A scenic and enchanting boardwalk traversing through one of the remaining mangrove forests that Bohol has been blessed with sounds a good idea that could draw in tourists.
If not for the “adverse impact it poses” to the ecology and adjacent marine sanctuaries, including the so-called Bohol Marine Triangle, such a project would have met no resistance from local residents and conservationists.
The planned Albur Mangrove Forest Boardwalk, covering some 10,000 square meters of centuries-old mangrove forest in Barangay Santa Fe, Alburquerque, Bohol, has been given the green light by the Protected Area Management Board (PAMB) of the Department of Environment and Natural Resources (DENR), according to Alburquerque town mayor Don Ritchie Buates.
Buates explained to dyRD Balita that the project poses no damaging impact on the environment which would instead put the Municipality of Alburquerque in the map of tourist destinations in the province.
Buates likewise defends the project as it is expected to provide the municipality with additional revenues from tourism activities and would potentially create additional jobs for its residents.
The project is being funded by a private group which operates Belian Hotel, the mayor said.
The mayor added that the project proponent has been given the green light after a team from the PAMB-DENR conducted inspection at the site and the protected area management zone has been delineated.
According to Buates, after some local residents and conservation groups aired concern regarding the project’s ecological impact, the project proponent decided to temporarily suspend reclamation works in the project site.
The mayor said the proponent is still complying with requirements to secure an environmental compliance certificate (ECC) from the DENR.
Construction works will resume after the proponent has secured an ECC, the mayor said.

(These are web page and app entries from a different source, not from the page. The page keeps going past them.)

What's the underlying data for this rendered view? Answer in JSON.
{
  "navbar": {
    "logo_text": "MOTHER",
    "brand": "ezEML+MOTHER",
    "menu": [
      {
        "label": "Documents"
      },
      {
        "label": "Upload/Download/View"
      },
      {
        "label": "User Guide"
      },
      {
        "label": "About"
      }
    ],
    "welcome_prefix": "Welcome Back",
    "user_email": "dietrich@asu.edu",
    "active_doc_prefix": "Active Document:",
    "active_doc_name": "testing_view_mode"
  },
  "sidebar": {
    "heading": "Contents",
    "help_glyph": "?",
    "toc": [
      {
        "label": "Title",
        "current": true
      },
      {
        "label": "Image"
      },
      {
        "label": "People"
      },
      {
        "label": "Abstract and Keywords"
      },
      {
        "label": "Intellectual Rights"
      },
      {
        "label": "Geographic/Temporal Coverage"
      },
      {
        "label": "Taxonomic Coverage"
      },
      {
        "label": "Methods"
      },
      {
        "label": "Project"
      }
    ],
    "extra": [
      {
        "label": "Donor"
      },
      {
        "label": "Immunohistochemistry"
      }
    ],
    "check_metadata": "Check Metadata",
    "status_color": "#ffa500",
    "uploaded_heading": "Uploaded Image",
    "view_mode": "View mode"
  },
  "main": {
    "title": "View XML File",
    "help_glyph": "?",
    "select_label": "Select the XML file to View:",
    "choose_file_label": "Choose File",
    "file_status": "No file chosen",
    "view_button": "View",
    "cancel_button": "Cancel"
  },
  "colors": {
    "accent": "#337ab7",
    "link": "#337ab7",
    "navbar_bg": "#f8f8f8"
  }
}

The project site is situated in Barangay Santa Fe, Alburquerque, a popular destination of local beach goers and is also a traditional fishing ground for the locals.
The area is also within close proximity of Alburquerque’s marine sanctuary and the Bohol Marine Triangle.
The mangrove forest in the area has been the traditional spawning ground and acts as a “nursery” of various fish species. (KB, AD)